The first time I heard about goat yoga, I’m sure my response was the same as yours: What the heck is goat yoga and why would I want to do that?
Soon after, images of goat yoga started popping up on my Facebook feed and I was intrigued: I like yoga. I like baby goats. I needed to try it.
Getting into a class wasn’t so easy. With its recent surge in popularity, I had to add my name to a waitlist. A spot opened up and I was never more excited or motivated for a yoga class!
What is Goat Yoga?
The class is led by a certified yoga instructor who leads you through various poses. Goats sniff you, climb on you, and sometimes jump on you throughout the class.
It may not sound fun, but trust me, it is!
Studios use baby goats not only for the cuteness factor but also, who wants a 50-pound goat landing on your back?
How did Goat Yoga Begin?
Goat yoga (also known as caprine vinyasa) got its start on a whim in 2016. Lainey Morse had some friends over at her small farm. One of those friends, a yoga instructor, suggested that they hold a goat yoga class. The Original Goat Yoga was born and the rest is history. You can read more about Morse’s successful venture in this CNBC article.

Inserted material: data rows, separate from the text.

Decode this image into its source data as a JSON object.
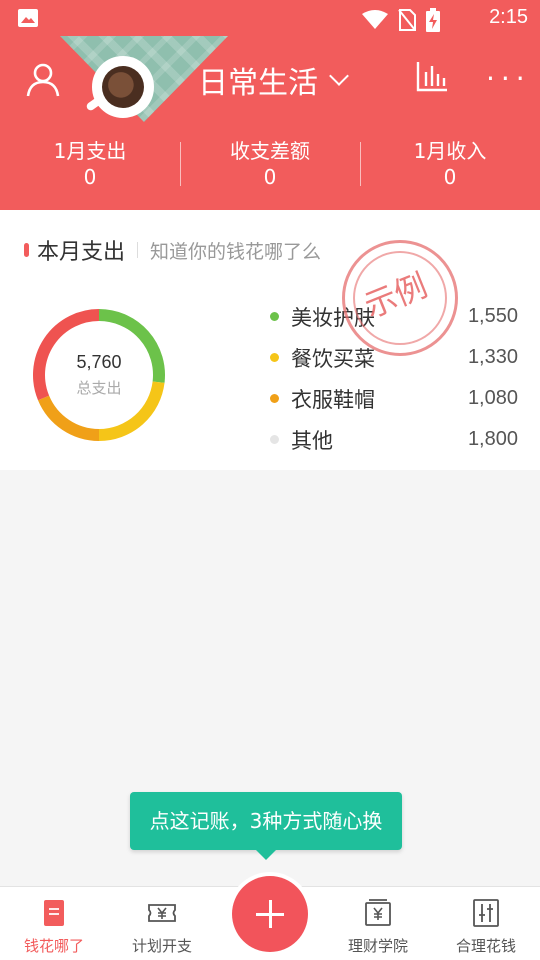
{
  "status_bar": {
    "time": "2:15"
  },
  "header": {
    "ledger_name": "日常生活"
  },
  "summary": [
    {
      "label": "1月支出",
      "value": "0"
    },
    {
      "label": "收支差额",
      "value": "0"
    },
    {
      "label": "1月收入",
      "value": "0"
    }
  ],
  "card": {
    "title": "本月支出",
    "subtitle": "知道你的钱花哪了么",
    "total": "5,760",
    "total_caption": "总支出",
    "stamp": "示例",
    "legend": [
      {
        "name": "美妆护肤",
        "amount": "1,550",
        "color": "#6cc24a"
      },
      {
        "name": "餐饮买菜",
        "amount": "1,330",
        "color": "#f5c518"
      },
      {
        "name": "衣服鞋帽",
        "amount": "1,080",
        "color": "#f0a018"
      },
      {
        "name": "其他",
        "amount": "1,800",
        "color": "#e5e5e5"
      }
    ]
  },
  "chart_data": {
    "type": "pie",
    "categories": [
      "美妆护肤",
      "餐饮买菜",
      "衣服鞋帽",
      "其他"
    ],
    "values": [
      1550,
      1330,
      1080,
      1800
    ],
    "colors": [
      "#6cc24a",
      "#f5c518",
      "#f0a018",
      "#ef5350"
    ]
  },
  "tooltip": "点这记账，3种方式随心换",
  "tabs": [
    {
      "label": "钱花哪了",
      "icon": "ledger-icon"
    },
    {
      "label": "计划开支",
      "icon": "ticket-yuan-icon"
    },
    {
      "label": "理财学院",
      "icon": "yuan-book-icon"
    },
    {
      "label": "合理花钱",
      "icon": "sliders-icon"
    }
  ],
  "colors": {
    "primary": "#f25c5c",
    "tooltip": "#1fbf9b"
  }
}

Goats are super friendly, gentle animals with a sweet temperament.
I already knew how much goats love to climb from my trip to Morocco. Count the goats in the tree!

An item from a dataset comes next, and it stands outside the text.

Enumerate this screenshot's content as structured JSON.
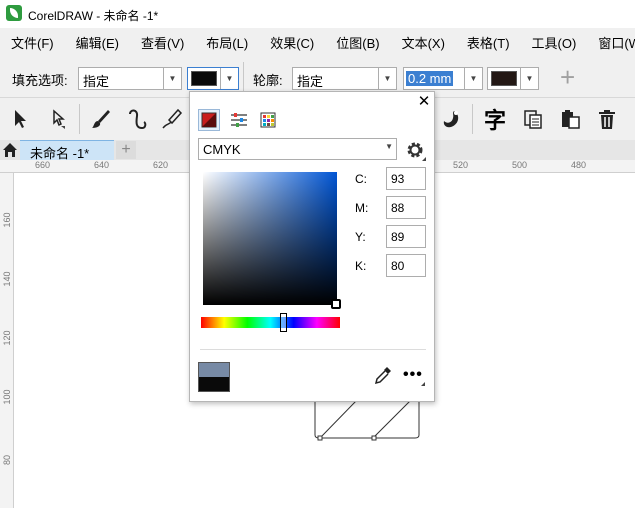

Having a goat on your back certainly deepens your stretch. Besides the extra resistance that a goat provides, they also help your body to release endorphins. I’ve never laughed so hard in a fitness class.
I expected a similar experience with goats as when I practice yoga with my dogs nearby: hair pulling, face-licking, and generally getting in my way. But, surprisingly, the goats didn’t stay in any position for too long–maybe it was the treats being offered from various participants. As soon as they’d jump on your back, they’d head off to someone else.

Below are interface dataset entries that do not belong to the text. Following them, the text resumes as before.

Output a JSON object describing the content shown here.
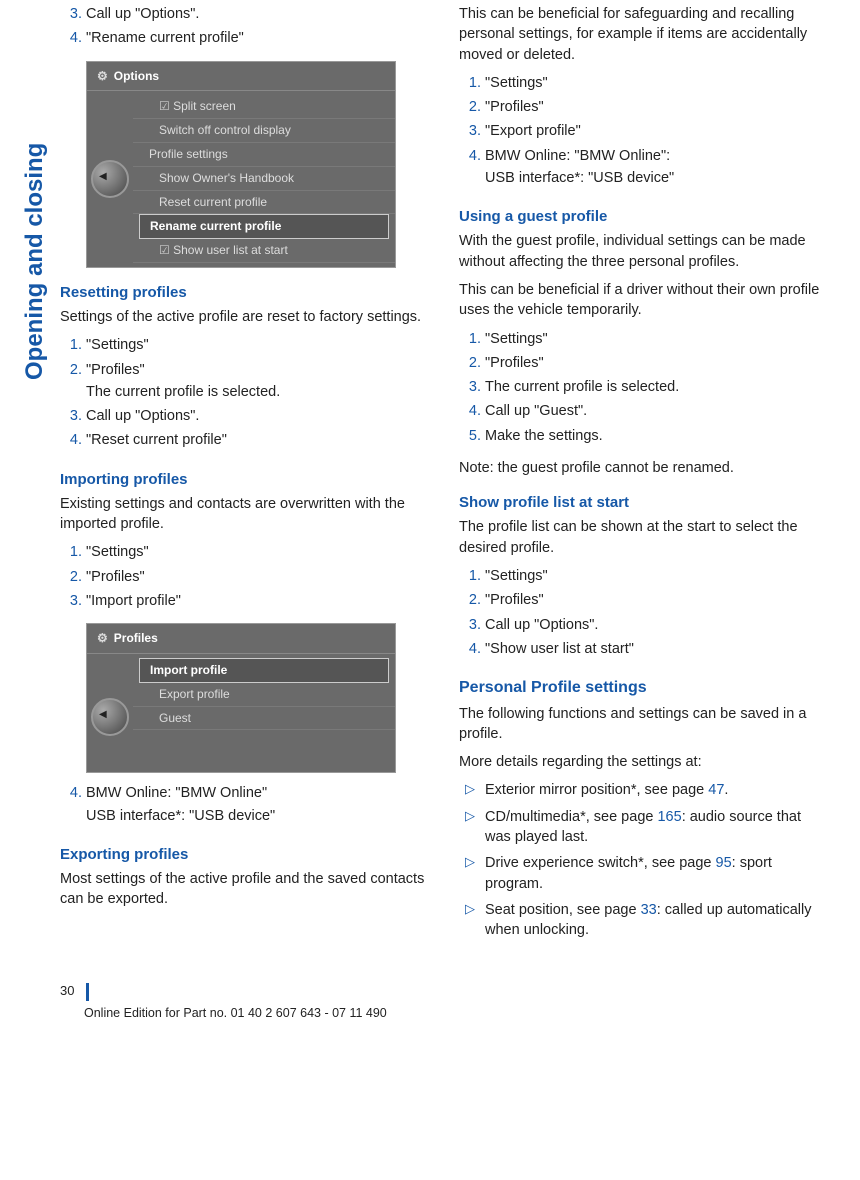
{
  "sideLabel": "Opening and closing",
  "pageNumber": "30",
  "footerText": "Online Edition for Part no. 01 40 2 607 643 - 07 11 490",
  "left": {
    "topList": {
      "item3": "Call up \"Options\".",
      "item4": "\"Rename current profile\""
    },
    "screenshot1": {
      "title": "Options",
      "m1": "Split screen",
      "m2": "Switch off control display",
      "m3": "Profile settings",
      "m4": "Show Owner's Handbook",
      "m5": "Reset current profile",
      "m6": "Rename current profile",
      "m7": "Show user list at start"
    },
    "resetting": {
      "heading": "Resetting profiles",
      "intro": "Settings of the active profile are reset to factory settings.",
      "l1": "\"Settings\"",
      "l2": "\"Profiles\"",
      "l2sub": "The current profile is selected.",
      "l3": "Call up \"Options\".",
      "l4": "\"Reset current profile\""
    },
    "importing": {
      "heading": "Importing profiles",
      "intro": "Existing settings and contacts are overwritten with the imported profile.",
      "l1": "\"Settings\"",
      "l2": "\"Profiles\"",
      "l3": "\"Import profile\""
    },
    "screenshot2": {
      "title": "Profiles",
      "m1": "Import profile",
      "m2": "Export profile",
      "m3": "Guest"
    },
    "importing2": {
      "l4": "BMW Online: \"BMW Online\"",
      "l4sub": "USB interface*: \"USB device\""
    },
    "exporting": {
      "heading": "Exporting profiles",
      "intro": "Most settings of the active profile and the saved contacts can be exported."
    }
  },
  "right": {
    "exportCont": {
      "intro": "This can be beneficial for safeguarding and recalling personal settings, for example if items are accidentally moved or deleted.",
      "l1": "\"Settings\"",
      "l2": "\"Profiles\"",
      "l3": "\"Export profile\"",
      "l4": "BMW Online: \"BMW Online\":",
      "l4sub": "USB interface*: \"USB device\""
    },
    "guest": {
      "heading": "Using a guest profile",
      "p1": "With the guest profile, individual settings can be made without affecting the three personal profiles.",
      "p2": "This can be beneficial if a driver without their own profile uses the vehicle temporarily.",
      "l1": "\"Settings\"",
      "l2": "\"Profiles\"",
      "l3": "The current profile is selected.",
      "l4": "Call up \"Guest\".",
      "l5": "Make the settings.",
      "note": "Note: the guest profile cannot be renamed."
    },
    "showlist": {
      "heading": "Show profile list at start",
      "intro": "The profile list can be shown at the start to select the desired profile.",
      "l1": "\"Settings\"",
      "l2": "\"Profiles\"",
      "l3": "Call up \"Options\".",
      "l4": "\"Show user list at start\""
    },
    "personal": {
      "heading": "Personal Profile settings",
      "p1": "The following functions and settings can be saved in a profile.",
      "p2": "More details regarding the settings at:",
      "b1a": "Exterior mirror position*, see page ",
      "b1p": "47",
      "b1b": ".",
      "b2a": "CD/multimedia*, see page ",
      "b2p": "165",
      "b2b": ": audio source that was played last.",
      "b3a": "Drive experience switch*, see page ",
      "b3p": "95",
      "b3b": ": sport program.",
      "b4a": "Seat position, see page ",
      "b4p": "33",
      "b4b": ": called up automatically when unlocking."
    }
  }
}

The entire setting, a picturesque farm on a summer’s day, along with the baby goats, brought me an immediate sense of calmness and zen.
For other interesting classes to try, check out my downloadable “Fun and Unique Yoga Classes” at the end of this post!
Where Can I Find Goat Yoga Near Me
With all the farms in Minnesota, I knew I’d find goat yoga somewhere nearby. A quick Google search brought me to Wildroot Goat Yoga.
You can also easily find the nearest goat yoga class to you via The Original Goat Yoga webpage. Not only do they list affiliated studios, but they also provide those unaffiliated with them, like Wildroot.
What to Bring to a Goat Yoga Class
Some suggested items:
- Yoga Mat
- Comfortable yoga clothes, maybe not your favorite ones
- Bug spray
- Water bottle
- Charged phone for photos
- Sunglasses and/or a hat
- Sanitizing gel or wipes
A few days before the class, we received a waiver and some instructions, mainly to remember that you are dealing with animals. Don’t wear jewelry or your best clothes and that goat poop and urine may occur.
What to Expect at a Goat Yoga Class
Some people are there for the goats. Some people are there for the yoga. My mom and I were there for both.
Upon arriving at the farm, we met our goat-yogis, four and five-month-old Nigerian Dwarf goats. We were given treats to feed the goats but instructed not to give them out all at once. They cap their classes at 20 to 24 people and three to five goats.
Wildroot Goat Yoga began when friends Tara and Maisy merged their love of goats and yoga. Tara had bought a farm and moved her family there, complete with chickens and goats. Her longtime friend Maisy offered to teach a goat yoga class.
According to Tara and Maisy, the lure of baby goats brings in lots of first-time yogis. The couple next to me seemed way more interested in feeding the goats than getting into any of the poses. However, I got as good, if not better, workout than I would in any yoga class.
Maisy took us into several challenging yoga poses including crow, eagle, pigeon, bridge, and more chaturangas than I could count. “They didn’t come for the workout but I’m going to give it to them.”
“Shake your tails,” Maisy said to us as we moved into downward-facing dog. As she led the class, Tara snapped the photos.
According to my Apple Watch, I got my heart rate up to 113. Not bad for a yoga class.
Luckily, after feeding the goats, I did not receive a “blessing” as Maisy called it, although several participants did (on their mats, not their bodies).
How Much Do Goat Yoga Classes Cost
I paid $30 for a 75-minute class and that seems about average. This included professional photos taken by the owner, Tara.
Pin for later
Final Thoughts on Goat Yoga
I would absolutely take this class again. This would make an especially good girls-day out, bachelorette party event, or a date with your significant other. In fact, my mom (pictured above) claims it was the highlight of her trip to Minnesota.
Looking for other interesting and unique yoga classes?
What’s the most interesting fitness class you’ve ever taken? I’d love to hear about it and try it out myself.